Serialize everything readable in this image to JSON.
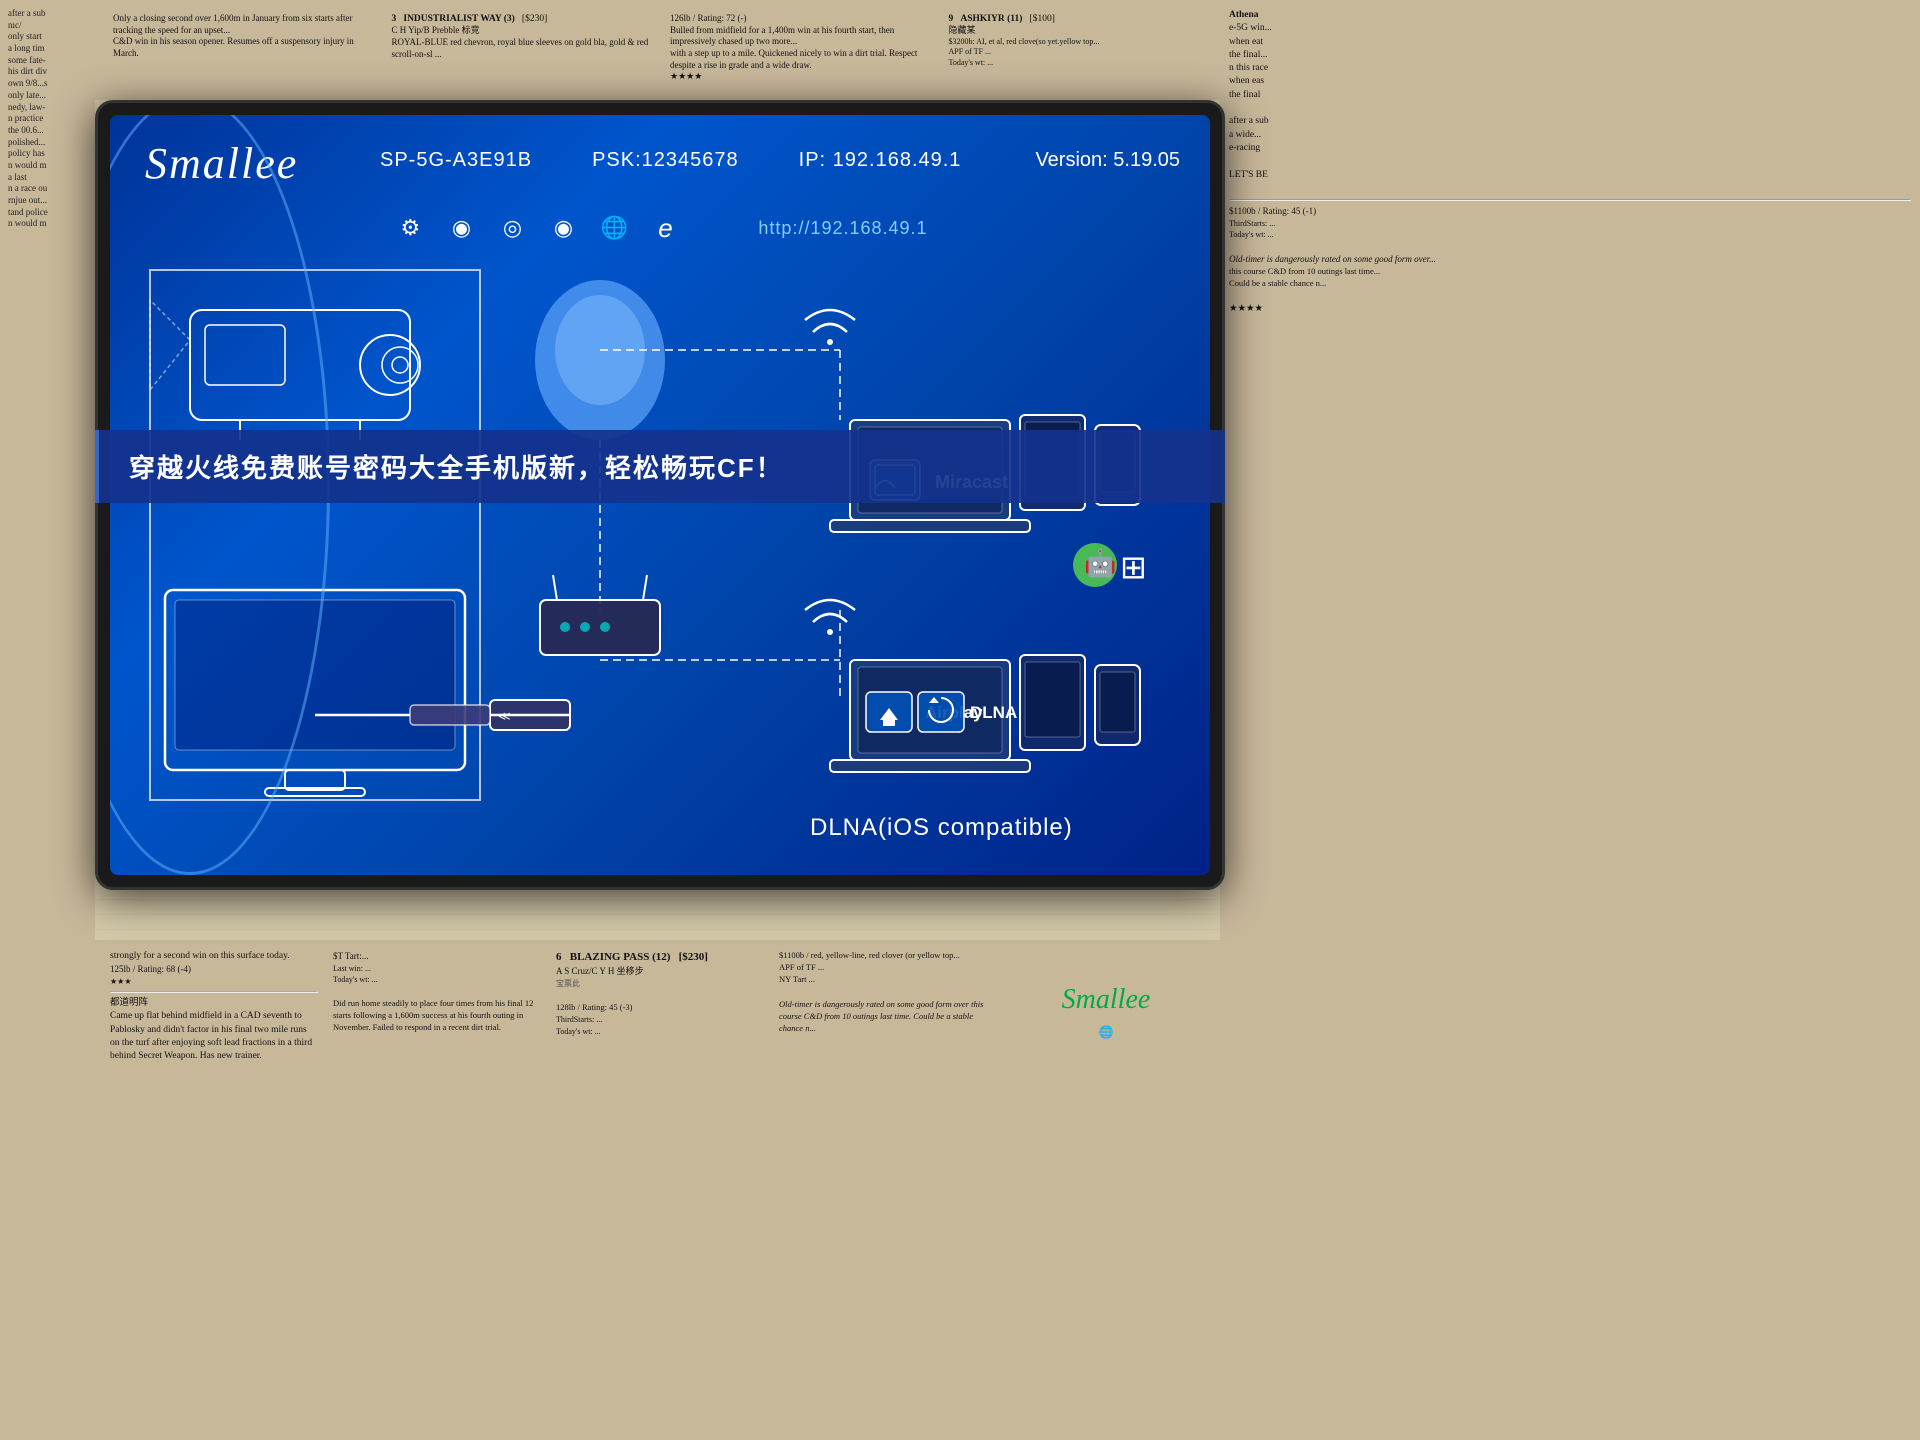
{
  "brand": {
    "name": "Smallee"
  },
  "device": {
    "model": "SP-5G-A3E91B",
    "psk_label": "PSK:",
    "psk": "12345678",
    "ip_label": "IP:",
    "ip": "192.168.49.1",
    "version_label": "Version:",
    "version": "5.19.05",
    "url": "http://192.168.49.1"
  },
  "features": {
    "miracast_label": "Miracast",
    "airplay_label": "Airplay",
    "dlna_label": "DLNA",
    "dlna_compatible": "DLNA(iOS compatible)"
  },
  "banner": {
    "text": "穿越火线免费账号密码大全手机版新，轻松畅玩CF！"
  },
  "icons": {
    "gear": "⚙",
    "circle1": "◎",
    "circle2": "◎",
    "globe": "🌐",
    "ie": "ℯ"
  },
  "newspaper": {
    "headline1": "INDUSTRIALIST WAY (3)",
    "headline2": "ASHKIYR (11)",
    "headline3": "BLAZING PASS (12)"
  }
}
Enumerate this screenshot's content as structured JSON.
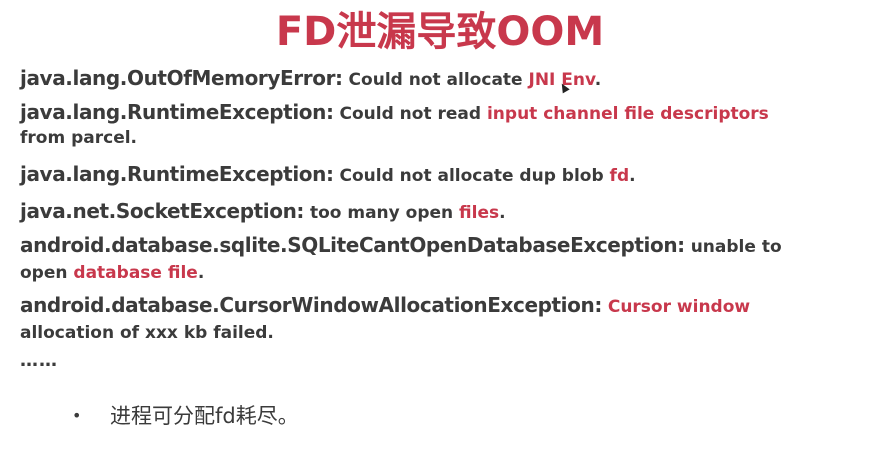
{
  "title": "FD泄漏导致OOM",
  "entries": [
    {
      "exception": "java.lang.OutOfMemoryError:",
      "msg_a": " Could not allocate ",
      "highlight": "JNI Env",
      "msg_b": "."
    },
    {
      "exception": "java.lang.RuntimeException:",
      "msg_a": " Could not read ",
      "highlight": "input channel file descriptors",
      "msg_b": "from parcel."
    },
    {
      "exception": "java.lang.RuntimeException:",
      "msg_a": " Could not allocate dup blob ",
      "highlight": "fd",
      "msg_b": "."
    },
    {
      "exception": "java.net.SocketException:",
      "msg_a": " too many open ",
      "highlight": "files",
      "msg_b": "."
    },
    {
      "exception": "android.database.sqlite.SQLiteCantOpenDatabaseException:",
      "msg_a": " unable to",
      "msg_c": "open ",
      "highlight": "database file",
      "msg_b": "."
    },
    {
      "exception": "android.database.CursorWindowAllocationException:",
      "msg_a": " ",
      "highlight": "Cursor window",
      "msg_b": "allocation of xxx kb failed."
    }
  ],
  "ellipsis": "……",
  "bullet": {
    "dot": "•",
    "text": "进程可分配fd耗尽。"
  },
  "colors": {
    "accent": "#c8384c",
    "text": "#3b3b3b"
  }
}
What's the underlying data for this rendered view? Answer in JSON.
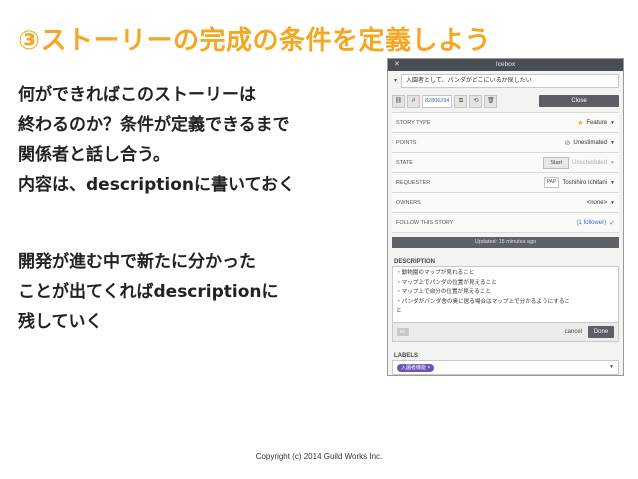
{
  "slide": {
    "title": "③ストーリーの完成の条件を定義しよう",
    "paragraph1": [
      "何ができればこのストーリーは",
      "終わるのか？条件が定義できるまで",
      "関係者と話し合う。",
      "内容は、descriptionに書いておく"
    ],
    "paragraph2": [
      "開発が進む中で新たに分かった",
      "ことが出てくればdescriptionに",
      "残していく"
    ],
    "copyright": "Copyright (c) 2014 Guild Works Inc."
  },
  "panel": {
    "window_title": "Icebox",
    "story_title": "入園者として、パンダがどこにいるか探したい",
    "story_id": "82806294",
    "close_label": "Close",
    "rows": {
      "story_type_label": "STORY TYPE",
      "story_type_value": "Feature",
      "points_label": "POINTS",
      "points_value": "Unestimated",
      "state_label": "STATE",
      "state_start": "Start",
      "state_value": "Unscheduled",
      "requester_label": "REQUESTER",
      "requester_initials": "PAP",
      "requester_value": "Toshihiro Ichitani",
      "owners_label": "OWNERS",
      "owners_value": "<none>",
      "follow_label": "FOLLOW THIS STORY",
      "follow_value": "(1 follower)"
    },
    "updated": "Updated: 15 minutes ago",
    "description_label": "DESCRIPTION",
    "description_lines": [
      "・動物園のマップが見れること",
      "・マップ上でパンダの位置が見えること",
      "・マップ上で自分の位置が見えること",
      "・パンダがパンダ舎の奥に居る場合はマップ上で分かるようにするこ",
      "と"
    ],
    "markdown_badge": "M↓",
    "cancel_label": "cancel",
    "done_label": "Done",
    "labels_label": "LABELS",
    "label_tag": "入園者機能 ×"
  }
}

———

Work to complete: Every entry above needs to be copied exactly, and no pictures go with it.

Written solution:
Serialize everything readable in this image to JSON.
{
  "brand": {
    "name": "Smallee"
  },
  "device": {
    "model": "SP-5G-A3E91B",
    "psk_label": "PSK:",
    "psk": "12345678",
    "ip_label": "IP:",
    "ip": "192.168.49.1",
    "version_label": "Version:",
    "version": "5.19.05",
    "url": "http://192.168.49.1"
  },
  "features": {
    "miracast_label": "Miracast",
    "airplay_label": "Airplay",
    "dlna_label": "DLNA",
    "dlna_compatible": "DLNA(iOS compatible)"
  },
  "banner": {
    "text": "穿越火线免费账号密码大全手机版新，轻松畅玩CF！"
  },
  "icons": {
    "gear": "⚙",
    "circle1": "◎",
    "circle2": "◎",
    "globe": "🌐",
    "ie": "ℯ"
  },
  "newspaper": {
    "headline1": "INDUSTRIALIST WAY (3)",
    "headline2": "ASHKIYR (11)",
    "headline3": "BLAZING PASS (12)"
  }
}
Enumerate this screenshot's content as structured JSON.
{
  "title": "FD泄漏导致OOM",
  "entries": [
    {
      "exception": "java.lang.OutOfMemoryError:",
      "msg_a": " Could not allocate ",
      "highlight": "JNI Env",
      "msg_b": "."
    },
    {
      "exception": "java.lang.RuntimeException:",
      "msg_a": " Could not read ",
      "highlight": "input channel file descriptors",
      "msg_b": "from parcel."
    },
    {
      "exception": "java.lang.RuntimeException:",
      "msg_a": " Could not allocate dup blob ",
      "highlight": "fd",
      "msg_b": "."
    },
    {
      "exception": "java.net.SocketException:",
      "msg_a": " too many open ",
      "highlight": "files",
      "msg_b": "."
    },
    {
      "exception": "android.database.sqlite.SQLiteCantOpenDatabaseException:",
      "msg_a": " unable to",
      "msg_c": "open ",
      "highlight": "database file",
      "msg_b": "."
    },
    {
      "exception": "android.database.CursorWindowAllocationException:",
      "msg_a": " ",
      "highlight": "Cursor window",
      "msg_b": "allocation of xxx kb failed."
    }
  ],
  "ellipsis": "……",
  "bullet": {
    "dot": "•",
    "text": "进程可分配fd耗尽。"
  },
  "colors": {
    "accent": "#c8384c",
    "text": "#3b3b3b"
  }
}
What's the underlying data for this rendered view? Answer in JSON.
{
  "slide": {
    "title": "③ストーリーの完成の条件を定義しよう",
    "paragraph1": [
      "何ができればこのストーリーは",
      "終わるのか？条件が定義できるまで",
      "関係者と話し合う。",
      "内容は、descriptionに書いておく"
    ],
    "paragraph2": [
      "開発が進む中で新たに分かった",
      "ことが出てくればdescriptionに",
      "残していく"
    ],
    "copyright": "Copyright (c) 2014 Guild Works Inc."
  },
  "panel": {
    "window_title": "Icebox",
    "story_title": "入園者として、パンダがどこにいるか探したい",
    "story_id": "82806294",
    "close_label": "Close",
    "rows": {
      "story_type_label": "STORY TYPE",
      "story_type_value": "Feature",
      "points_label": "POINTS",
      "points_value": "Unestimated",
      "state_label": "STATE",
      "state_start": "Start",
      "state_value": "Unscheduled",
      "requester_label": "REQUESTER",
      "requester_initials": "PAP",
      "requester_value": "Toshihiro Ichitani",
      "owners_label": "OWNERS",
      "owners_value": "<none>",
      "follow_label": "FOLLOW THIS STORY",
      "follow_value": "(1 follower)"
    },
    "updated": "Updated: 15 minutes ago",
    "description_label": "DESCRIPTION",
    "description_lines": [
      "・動物園のマップが見れること",
      "・マップ上でパンダの位置が見えること",
      "・マップ上で自分の位置が見えること",
      "・パンダがパンダ舎の奥に居る場合はマップ上で分かるようにするこ",
      "と"
    ],
    "markdown_badge": "M↓",
    "cancel_label": "cancel",
    "done_label": "Done",
    "labels_label": "LABELS",
    "label_tag": "入園者機能 ×"
  }
}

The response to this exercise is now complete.